Problem statement: Take the entries below and retype them exactly.

[Page and application data records]
* * *
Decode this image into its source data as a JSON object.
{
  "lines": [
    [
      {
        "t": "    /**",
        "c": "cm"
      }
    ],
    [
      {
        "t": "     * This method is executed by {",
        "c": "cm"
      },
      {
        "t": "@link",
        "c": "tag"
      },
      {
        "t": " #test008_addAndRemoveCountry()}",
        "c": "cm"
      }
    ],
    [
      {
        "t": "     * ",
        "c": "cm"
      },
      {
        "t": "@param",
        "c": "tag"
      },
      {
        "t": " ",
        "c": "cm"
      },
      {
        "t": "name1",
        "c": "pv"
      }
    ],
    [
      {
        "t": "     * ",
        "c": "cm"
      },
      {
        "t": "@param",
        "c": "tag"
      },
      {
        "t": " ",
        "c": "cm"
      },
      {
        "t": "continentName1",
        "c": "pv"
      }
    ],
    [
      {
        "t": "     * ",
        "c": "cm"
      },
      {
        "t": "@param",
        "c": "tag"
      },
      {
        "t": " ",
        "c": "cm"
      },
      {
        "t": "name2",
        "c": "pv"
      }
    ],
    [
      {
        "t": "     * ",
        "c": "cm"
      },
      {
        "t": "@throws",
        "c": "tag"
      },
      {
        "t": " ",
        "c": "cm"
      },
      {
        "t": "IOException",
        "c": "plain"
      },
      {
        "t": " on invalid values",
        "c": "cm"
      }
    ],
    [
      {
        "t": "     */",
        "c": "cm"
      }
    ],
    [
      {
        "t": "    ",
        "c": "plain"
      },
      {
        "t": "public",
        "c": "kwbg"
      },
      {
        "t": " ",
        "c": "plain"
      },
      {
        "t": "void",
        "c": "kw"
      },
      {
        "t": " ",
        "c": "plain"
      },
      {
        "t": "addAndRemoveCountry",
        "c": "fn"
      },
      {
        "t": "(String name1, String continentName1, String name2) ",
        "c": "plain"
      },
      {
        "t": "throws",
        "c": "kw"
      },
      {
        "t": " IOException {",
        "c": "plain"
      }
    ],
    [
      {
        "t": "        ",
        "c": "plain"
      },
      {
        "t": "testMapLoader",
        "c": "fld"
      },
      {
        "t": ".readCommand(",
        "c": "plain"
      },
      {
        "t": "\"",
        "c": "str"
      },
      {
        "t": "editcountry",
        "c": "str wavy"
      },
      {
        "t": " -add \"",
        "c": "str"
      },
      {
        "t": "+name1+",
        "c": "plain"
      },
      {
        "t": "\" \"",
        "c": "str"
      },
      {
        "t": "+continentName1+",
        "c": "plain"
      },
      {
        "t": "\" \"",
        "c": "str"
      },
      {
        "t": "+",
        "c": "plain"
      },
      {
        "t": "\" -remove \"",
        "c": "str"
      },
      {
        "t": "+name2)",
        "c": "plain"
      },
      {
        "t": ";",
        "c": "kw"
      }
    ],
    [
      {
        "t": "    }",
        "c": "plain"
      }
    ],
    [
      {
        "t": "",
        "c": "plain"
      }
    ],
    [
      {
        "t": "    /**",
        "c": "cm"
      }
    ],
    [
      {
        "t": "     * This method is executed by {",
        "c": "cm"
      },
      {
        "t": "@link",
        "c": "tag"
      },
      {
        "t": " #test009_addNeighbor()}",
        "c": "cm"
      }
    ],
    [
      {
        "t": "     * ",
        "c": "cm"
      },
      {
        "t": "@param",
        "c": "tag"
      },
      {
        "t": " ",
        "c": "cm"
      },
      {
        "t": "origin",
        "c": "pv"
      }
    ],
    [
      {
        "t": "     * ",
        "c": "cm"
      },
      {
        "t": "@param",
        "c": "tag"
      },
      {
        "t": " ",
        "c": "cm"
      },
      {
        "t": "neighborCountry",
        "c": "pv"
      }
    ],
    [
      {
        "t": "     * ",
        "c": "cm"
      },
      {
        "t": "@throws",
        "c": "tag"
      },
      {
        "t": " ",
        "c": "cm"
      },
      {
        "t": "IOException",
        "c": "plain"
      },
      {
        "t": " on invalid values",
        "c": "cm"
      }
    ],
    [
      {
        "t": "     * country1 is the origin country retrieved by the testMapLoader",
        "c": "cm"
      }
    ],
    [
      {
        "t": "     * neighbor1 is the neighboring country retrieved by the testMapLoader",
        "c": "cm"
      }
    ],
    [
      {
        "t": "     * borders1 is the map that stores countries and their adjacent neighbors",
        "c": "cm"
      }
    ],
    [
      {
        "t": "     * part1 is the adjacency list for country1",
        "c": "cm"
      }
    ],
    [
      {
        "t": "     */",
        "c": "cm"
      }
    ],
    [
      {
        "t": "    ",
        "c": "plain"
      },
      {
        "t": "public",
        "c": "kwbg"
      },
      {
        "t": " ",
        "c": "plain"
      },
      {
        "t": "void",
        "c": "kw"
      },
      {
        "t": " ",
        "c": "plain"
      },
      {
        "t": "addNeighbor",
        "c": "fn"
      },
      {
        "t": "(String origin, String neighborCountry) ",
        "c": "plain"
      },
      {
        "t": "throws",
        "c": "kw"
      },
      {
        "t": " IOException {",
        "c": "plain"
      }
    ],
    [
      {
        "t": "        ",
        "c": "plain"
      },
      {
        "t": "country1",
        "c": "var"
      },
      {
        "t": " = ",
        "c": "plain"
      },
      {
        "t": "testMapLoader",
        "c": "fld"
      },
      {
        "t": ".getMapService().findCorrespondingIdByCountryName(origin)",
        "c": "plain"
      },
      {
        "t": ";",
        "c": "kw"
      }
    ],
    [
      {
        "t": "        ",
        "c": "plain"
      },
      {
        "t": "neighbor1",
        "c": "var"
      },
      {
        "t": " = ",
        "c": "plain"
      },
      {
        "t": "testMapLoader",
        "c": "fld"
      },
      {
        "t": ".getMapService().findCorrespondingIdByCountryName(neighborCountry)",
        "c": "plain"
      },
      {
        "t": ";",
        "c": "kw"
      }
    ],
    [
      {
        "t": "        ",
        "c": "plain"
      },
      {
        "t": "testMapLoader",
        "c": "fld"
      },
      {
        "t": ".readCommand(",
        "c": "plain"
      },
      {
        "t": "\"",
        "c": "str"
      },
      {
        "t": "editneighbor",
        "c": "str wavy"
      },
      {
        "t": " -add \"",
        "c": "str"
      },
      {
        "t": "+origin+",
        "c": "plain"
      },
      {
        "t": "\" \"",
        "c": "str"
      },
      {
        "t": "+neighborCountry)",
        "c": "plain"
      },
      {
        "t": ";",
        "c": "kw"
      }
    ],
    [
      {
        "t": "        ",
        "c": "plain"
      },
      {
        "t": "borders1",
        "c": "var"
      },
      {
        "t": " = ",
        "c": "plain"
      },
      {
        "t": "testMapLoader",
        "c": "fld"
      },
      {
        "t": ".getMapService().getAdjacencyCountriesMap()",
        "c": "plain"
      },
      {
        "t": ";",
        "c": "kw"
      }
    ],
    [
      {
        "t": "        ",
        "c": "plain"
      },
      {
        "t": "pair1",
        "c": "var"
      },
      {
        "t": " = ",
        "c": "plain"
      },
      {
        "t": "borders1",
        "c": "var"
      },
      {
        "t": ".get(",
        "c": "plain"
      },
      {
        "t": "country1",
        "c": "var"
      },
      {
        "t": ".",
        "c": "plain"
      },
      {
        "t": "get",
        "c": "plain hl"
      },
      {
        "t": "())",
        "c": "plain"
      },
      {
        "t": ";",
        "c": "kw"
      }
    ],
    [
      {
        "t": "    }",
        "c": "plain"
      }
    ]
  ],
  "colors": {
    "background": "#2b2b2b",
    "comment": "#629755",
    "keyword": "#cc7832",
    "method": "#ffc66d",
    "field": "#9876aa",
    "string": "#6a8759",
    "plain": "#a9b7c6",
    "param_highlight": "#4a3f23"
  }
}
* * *
Result of the exercise:
Decode this image into its source data as a JSON object.
{
  "lines": [
    [
      {
        "t": "    /**",
        "c": "cm"
      }
    ],
    [
      {
        "t": "     * This method is executed by {",
        "c": "cm"
      },
      {
        "t": "@link",
        "c": "tag"
      },
      {
        "t": " #test008_addAndRemoveCountry()}",
        "c": "cm"
      }
    ],
    [
      {
        "t": "     * ",
        "c": "cm"
      },
      {
        "t": "@param",
        "c": "tag"
      },
      {
        "t": " ",
        "c": "cm"
      },
      {
        "t": "name1",
        "c": "pv"
      }
    ],
    [
      {
        "t": "     * ",
        "c": "cm"
      },
      {
        "t": "@param",
        "c": "tag"
      },
      {
        "t": " ",
        "c": "cm"
      },
      {
        "t": "continentName1",
        "c": "pv"
      }
    ],
    [
      {
        "t": "     * ",
        "c": "cm"
      },
      {
        "t": "@param",
        "c": "tag"
      },
      {
        "t": " ",
        "c": "cm"
      },
      {
        "t": "name2",
        "c": "pv"
      }
    ],
    [
      {
        "t": "     * ",
        "c": "cm"
      },
      {
        "t": "@throws",
        "c": "tag"
      },
      {
        "t": " ",
        "c": "cm"
      },
      {
        "t": "IOException",
        "c": "plain"
      },
      {
        "t": " on invalid values",
        "c": "cm"
      }
    ],
    [
      {
        "t": "     */",
        "c": "cm"
      }
    ],
    [
      {
        "t": "    ",
        "c": "plain"
      },
      {
        "t": "public",
        "c": "kwbg"
      },
      {
        "t": " ",
        "c": "plain"
      },
      {
        "t": "void",
        "c": "kw"
      },
      {
        "t": " ",
        "c": "plain"
      },
      {
        "t": "addAndRemoveCountry",
        "c": "fn"
      },
      {
        "t": "(String name1, String continentName1, String name2) ",
        "c": "plain"
      },
      {
        "t": "throws",
        "c": "kw"
      },
      {
        "t": " IOException {",
        "c": "plain"
      }
    ],
    [
      {
        "t": "        ",
        "c": "plain"
      },
      {
        "t": "testMapLoader",
        "c": "fld"
      },
      {
        "t": ".readCommand(",
        "c": "plain"
      },
      {
        "t": "\"",
        "c": "str"
      },
      {
        "t": "editcountry",
        "c": "str wavy"
      },
      {
        "t": " -add \"",
        "c": "str"
      },
      {
        "t": "+name1+",
        "c": "plain"
      },
      {
        "t": "\" \"",
        "c": "str"
      },
      {
        "t": "+continentName1+",
        "c": "plain"
      },
      {
        "t": "\" \"",
        "c": "str"
      },
      {
        "t": "+",
        "c": "plain"
      },
      {
        "t": "\" -remove \"",
        "c": "str"
      },
      {
        "t": "+name2)",
        "c": "plain"
      },
      {
        "t": ";",
        "c": "kw"
      }
    ],
    [
      {
        "t": "    }",
        "c": "plain"
      }
    ],
    [
      {
        "t": "",
        "c": "plain"
      }
    ],
    [
      {
        "t": "    /**",
        "c": "cm"
      }
    ],
    [
      {
        "t": "     * This method is executed by {",
        "c": "cm"
      },
      {
        "t": "@link",
        "c": "tag"
      },
      {
        "t": " #test009_addNeighbor()}",
        "c": "cm"
      }
    ],
    [
      {
        "t": "     * ",
        "c": "cm"
      },
      {
        "t": "@param",
        "c": "tag"
      },
      {
        "t": " ",
        "c": "cm"
      },
      {
        "t": "origin",
        "c": "pv"
      }
    ],
    [
      {
        "t": "     * ",
        "c": "cm"
      },
      {
        "t": "@param",
        "c": "tag"
      },
      {
        "t": " ",
        "c": "cm"
      },
      {
        "t": "neighborCountry",
        "c": "pv"
      }
    ],
    [
      {
        "t": "     * ",
        "c": "cm"
      },
      {
        "t": "@throws",
        "c": "tag"
      },
      {
        "t": " ",
        "c": "cm"
      },
      {
        "t": "IOException",
        "c": "plain"
      },
      {
        "t": " on invalid values",
        "c": "cm"
      }
    ],
    [
      {
        "t": "     * country1 is the origin country retrieved by the testMapLoader",
        "c": "cm"
      }
    ],
    [
      {
        "t": "     * neighbor1 is the neighboring country retrieved by the testMapLoader",
        "c": "cm"
      }
    ],
    [
      {
        "t": "     * borders1 is the map that stores countries and their adjacent neighbors",
        "c": "cm"
      }
    ],
    [
      {
        "t": "     * part1 is the adjacency list for country1",
        "c": "cm"
      }
    ],
    [
      {
        "t": "     */",
        "c": "cm"
      }
    ],
    [
      {
        "t": "    ",
        "c": "plain"
      },
      {
        "t": "public",
        "c": "kwbg"
      },
      {
        "t": " ",
        "c": "plain"
      },
      {
        "t": "void",
        "c": "kw"
      },
      {
        "t": " ",
        "c": "plain"
      },
      {
        "t": "addNeighbor",
        "c": "fn"
      },
      {
        "t": "(String origin, String neighborCountry) ",
        "c": "plain"
      },
      {
        "t": "throws",
        "c": "kw"
      },
      {
        "t": " IOException {",
        "c": "plain"
      }
    ],
    [
      {
        "t": "        ",
        "c": "plain"
      },
      {
        "t": "country1",
        "c": "var"
      },
      {
        "t": " = ",
        "c": "plain"
      },
      {
        "t": "testMapLoader",
        "c": "fld"
      },
      {
        "t": ".getMapService().findCorrespondingIdByCountryName(origin)",
        "c": "plain"
      },
      {
        "t": ";",
        "c": "kw"
      }
    ],
    [
      {
        "t": "        ",
        "c": "plain"
      },
      {
        "t": "neighbor1",
        "c": "var"
      },
      {
        "t": " = ",
        "c": "plain"
      },
      {
        "t": "testMapLoader",
        "c": "fld"
      },
      {
        "t": ".getMapService().findCorrespondingIdByCountryName(neighborCountry)",
        "c": "plain"
      },
      {
        "t": ";",
        "c": "kw"
      }
    ],
    [
      {
        "t": "        ",
        "c": "plain"
      },
      {
        "t": "testMapLoader",
        "c": "fld"
      },
      {
        "t": ".readCommand(",
        "c": "plain"
      },
      {
        "t": "\"",
        "c": "str"
      },
      {
        "t": "editneighbor",
        "c": "str wavy"
      },
      {
        "t": " -add \"",
        "c": "str"
      },
      {
        "t": "+origin+",
        "c": "plain"
      },
      {
        "t": "\" \"",
        "c": "str"
      },
      {
        "t": "+neighborCountry)",
        "c": "plain"
      },
      {
        "t": ";",
        "c": "kw"
      }
    ],
    [
      {
        "t": "        ",
        "c": "plain"
      },
      {
        "t": "borders1",
        "c": "var"
      },
      {
        "t": " = ",
        "c": "plain"
      },
      {
        "t": "testMapLoader",
        "c": "fld"
      },
      {
        "t": ".getMapService().getAdjacencyCountriesMap()",
        "c": "plain"
      },
      {
        "t": ";",
        "c": "kw"
      }
    ],
    [
      {
        "t": "        ",
        "c": "plain"
      },
      {
        "t": "pair1",
        "c": "var"
      },
      {
        "t": " = ",
        "c": "plain"
      },
      {
        "t": "borders1",
        "c": "var"
      },
      {
        "t": ".get(",
        "c": "plain"
      },
      {
        "t": "country1",
        "c": "var"
      },
      {
        "t": ".",
        "c": "plain"
      },
      {
        "t": "get",
        "c": "plain hl"
      },
      {
        "t": "())",
        "c": "plain"
      },
      {
        "t": ";",
        "c": "kw"
      }
    ],
    [
      {
        "t": "    }",
        "c": "plain"
      }
    ]
  ],
  "colors": {
    "background": "#2b2b2b",
    "comment": "#629755",
    "keyword": "#cc7832",
    "method": "#ffc66d",
    "field": "#9876aa",
    "string": "#6a8759",
    "plain": "#a9b7c6",
    "param_highlight": "#4a3f23"
  }
}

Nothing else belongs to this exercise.